The science of Pranayama deals with the nervous system and are considered important preparatory practices for meditation. When experimenting with and observing Pranayama, you will notice such benefits like feeling calm and relaxed in both body and mind.
Before we understood how the nervous system worked, Yogis knew about energy flows within the body called Nadis.
Nadis, like nerves and tendons, are not visible to the naked eye. They are subtle energy lines running throughout the entire body. There are thousands of Nadis in the body, however, only three play a particularly important role: sushumna, ida, and pingala.
Sushumna is the central channel and corresponds to the physical spinal column. Ida and pingala start in the base of the column. Ida is associated with the left side and finishes at the left nostril. Pingala is associated with the right side and finishes at the right nostril. Normally the energy flows in both sides alternately. The goal of many paranayama practices is to allow the pranic energy to go upwards through sushumna, which provides a higher state of consciousness.
To better understand how Pranayama works, it is important to understand how the nostrils work and affect us. The left nostril is associated with the parasympathetic part of the brain (the one in charge of rest and repair) The right side is associated with the sympathetic part of the brain (the one in charge of fight or flight reactions).
It is very surprising to know that only one of the nostrils is in charge at any given time. The dominate nostril switches on and off every two and a half hours.
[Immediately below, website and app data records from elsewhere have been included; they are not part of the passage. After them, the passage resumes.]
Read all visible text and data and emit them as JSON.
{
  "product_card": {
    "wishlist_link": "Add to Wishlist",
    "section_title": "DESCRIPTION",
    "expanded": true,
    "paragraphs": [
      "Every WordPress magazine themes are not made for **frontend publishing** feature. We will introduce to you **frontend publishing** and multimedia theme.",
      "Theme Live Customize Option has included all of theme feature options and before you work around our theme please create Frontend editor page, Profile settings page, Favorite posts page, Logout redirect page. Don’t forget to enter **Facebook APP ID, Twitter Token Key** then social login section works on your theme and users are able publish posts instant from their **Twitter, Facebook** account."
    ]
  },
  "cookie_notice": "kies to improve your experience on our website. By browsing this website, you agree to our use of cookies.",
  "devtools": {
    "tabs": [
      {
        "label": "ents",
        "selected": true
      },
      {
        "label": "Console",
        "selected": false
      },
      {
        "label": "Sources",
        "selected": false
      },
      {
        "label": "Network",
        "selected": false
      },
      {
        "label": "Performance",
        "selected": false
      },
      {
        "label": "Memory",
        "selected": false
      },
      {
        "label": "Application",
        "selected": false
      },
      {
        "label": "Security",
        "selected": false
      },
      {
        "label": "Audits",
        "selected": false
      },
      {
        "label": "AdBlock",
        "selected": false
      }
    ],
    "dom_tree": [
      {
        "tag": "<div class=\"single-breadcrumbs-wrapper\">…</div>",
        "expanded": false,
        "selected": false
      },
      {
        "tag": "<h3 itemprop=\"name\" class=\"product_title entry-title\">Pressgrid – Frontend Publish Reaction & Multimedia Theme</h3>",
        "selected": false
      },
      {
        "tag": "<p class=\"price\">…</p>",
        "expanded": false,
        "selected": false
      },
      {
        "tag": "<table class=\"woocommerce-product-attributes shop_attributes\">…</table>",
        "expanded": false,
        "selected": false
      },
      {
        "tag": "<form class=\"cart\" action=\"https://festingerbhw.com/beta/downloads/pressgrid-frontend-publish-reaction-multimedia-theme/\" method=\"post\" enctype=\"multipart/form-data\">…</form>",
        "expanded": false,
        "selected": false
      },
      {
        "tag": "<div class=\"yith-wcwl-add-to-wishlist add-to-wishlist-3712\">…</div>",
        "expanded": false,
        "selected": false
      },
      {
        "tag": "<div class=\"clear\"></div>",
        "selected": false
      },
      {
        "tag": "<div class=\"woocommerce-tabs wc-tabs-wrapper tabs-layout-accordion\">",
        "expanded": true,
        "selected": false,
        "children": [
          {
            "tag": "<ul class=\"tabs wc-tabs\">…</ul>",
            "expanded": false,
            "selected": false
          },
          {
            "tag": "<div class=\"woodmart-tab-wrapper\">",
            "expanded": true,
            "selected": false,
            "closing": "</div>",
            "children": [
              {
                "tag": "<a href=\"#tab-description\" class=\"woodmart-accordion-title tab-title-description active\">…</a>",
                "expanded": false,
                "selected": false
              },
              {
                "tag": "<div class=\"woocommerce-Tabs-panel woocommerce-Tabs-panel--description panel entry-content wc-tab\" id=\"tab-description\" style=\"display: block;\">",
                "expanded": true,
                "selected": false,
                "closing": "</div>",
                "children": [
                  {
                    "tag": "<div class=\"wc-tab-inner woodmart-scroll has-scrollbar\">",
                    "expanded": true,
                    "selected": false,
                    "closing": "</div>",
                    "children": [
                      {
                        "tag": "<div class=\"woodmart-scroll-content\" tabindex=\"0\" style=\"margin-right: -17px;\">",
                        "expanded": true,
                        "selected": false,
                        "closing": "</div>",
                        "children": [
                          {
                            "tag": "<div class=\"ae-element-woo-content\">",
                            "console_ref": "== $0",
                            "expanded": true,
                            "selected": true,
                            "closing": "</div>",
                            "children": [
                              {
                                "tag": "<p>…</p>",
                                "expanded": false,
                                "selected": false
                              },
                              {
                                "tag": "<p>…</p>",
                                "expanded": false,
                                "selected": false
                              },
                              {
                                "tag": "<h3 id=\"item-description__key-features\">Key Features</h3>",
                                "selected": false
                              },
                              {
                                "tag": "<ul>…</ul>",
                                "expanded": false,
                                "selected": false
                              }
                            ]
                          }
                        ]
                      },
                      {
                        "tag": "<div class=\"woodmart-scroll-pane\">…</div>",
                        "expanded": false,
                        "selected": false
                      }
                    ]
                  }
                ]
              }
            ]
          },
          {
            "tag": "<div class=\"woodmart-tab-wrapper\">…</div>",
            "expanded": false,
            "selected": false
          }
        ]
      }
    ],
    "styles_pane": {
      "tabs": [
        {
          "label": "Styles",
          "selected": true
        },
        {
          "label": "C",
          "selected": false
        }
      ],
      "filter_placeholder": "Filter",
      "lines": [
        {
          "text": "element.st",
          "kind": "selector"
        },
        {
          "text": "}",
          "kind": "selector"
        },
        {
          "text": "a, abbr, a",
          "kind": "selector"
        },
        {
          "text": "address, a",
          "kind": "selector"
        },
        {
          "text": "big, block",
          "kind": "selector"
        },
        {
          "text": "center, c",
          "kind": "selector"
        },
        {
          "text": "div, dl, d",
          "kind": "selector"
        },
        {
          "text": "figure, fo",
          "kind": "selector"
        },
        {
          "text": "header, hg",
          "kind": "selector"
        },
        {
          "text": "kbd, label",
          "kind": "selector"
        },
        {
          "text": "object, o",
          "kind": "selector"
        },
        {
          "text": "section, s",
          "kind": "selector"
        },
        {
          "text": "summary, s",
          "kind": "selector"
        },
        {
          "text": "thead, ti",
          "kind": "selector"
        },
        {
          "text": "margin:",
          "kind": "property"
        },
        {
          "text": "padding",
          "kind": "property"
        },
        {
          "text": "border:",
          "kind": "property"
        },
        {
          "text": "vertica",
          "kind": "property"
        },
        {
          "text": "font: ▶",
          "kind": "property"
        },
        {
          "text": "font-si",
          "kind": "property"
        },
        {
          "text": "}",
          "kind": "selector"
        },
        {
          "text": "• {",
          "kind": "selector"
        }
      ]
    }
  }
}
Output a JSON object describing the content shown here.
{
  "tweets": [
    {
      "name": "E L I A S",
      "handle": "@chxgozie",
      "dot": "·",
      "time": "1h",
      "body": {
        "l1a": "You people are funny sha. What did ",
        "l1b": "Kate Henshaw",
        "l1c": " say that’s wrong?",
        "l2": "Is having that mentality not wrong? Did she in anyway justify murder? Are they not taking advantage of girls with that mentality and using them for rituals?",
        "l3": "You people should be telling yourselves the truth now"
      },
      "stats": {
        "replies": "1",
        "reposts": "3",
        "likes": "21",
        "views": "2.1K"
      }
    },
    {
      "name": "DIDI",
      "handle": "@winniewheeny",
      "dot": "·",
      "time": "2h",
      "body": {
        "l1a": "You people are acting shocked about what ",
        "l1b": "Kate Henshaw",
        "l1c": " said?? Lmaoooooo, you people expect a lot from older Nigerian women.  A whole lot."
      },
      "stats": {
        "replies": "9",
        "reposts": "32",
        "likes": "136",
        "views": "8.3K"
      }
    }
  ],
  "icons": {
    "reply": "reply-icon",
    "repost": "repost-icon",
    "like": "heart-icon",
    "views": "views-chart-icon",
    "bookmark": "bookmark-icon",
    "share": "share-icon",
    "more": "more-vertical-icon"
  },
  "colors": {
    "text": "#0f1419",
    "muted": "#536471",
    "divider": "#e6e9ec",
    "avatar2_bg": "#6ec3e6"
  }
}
There are two interesting books which discuss breathing in detail. They are Science of Breath and Path of Fire and Light by Swami Rama.
To know more about how the nostrils work, click on the link below:
Though there are many Pranayama practices, all of them require the flow of breath between the two nostrils. Some of the benefits of practicing Pranayama include calming and balancing the nervous system, purifying the Nadis, balancing the flow of breath in the nostrils, and creating a state of clarity.
Some practices encourage breath retention, however, these practices are only taught to advanced students because they require major mind and body control: bandhas (locks) and mudras (hand positions).
Alternate nostril breathing is easy and has immediate results. There are three major versions commonly taught which vary from beginner to intermediate levels.
Select one of these versions and practice it for about 2 months until it has been refined. You can then add other variations, though it is recommended that after a period of practice you select one specific daily practice.
This Pranayama will help you to relax while also creating resistance and helping to eliminate gases from the body.
For this Pranayama, you must make the exhalation twice as long as the inhalation. The ratio is 1:2. If you inhale to 4, exhale to eight; if you inhale to 5, exhale to 10.
Practice this pranayama for 5 to 10 minutes every day for two weeks. It will make you feel more energetic.
Meditation Table of Contents
- General Overview
- Sitting Positions
- Yoga Positions
- Best Places to Meditate
- Best Time to Meditate
- How Eating, Sex and Sleep Affect Your Meditation
- Breath Control or Pranayama
- Basic Procedures for Alternate Nostril Breathing
- A Specific Program to Get You Started
- Time and Effects During Meditation
- How many days should I do this Meditation for?
- Tips for a Meditative Mental State
- Different Types of Meditation
- Frequent Questions and Answers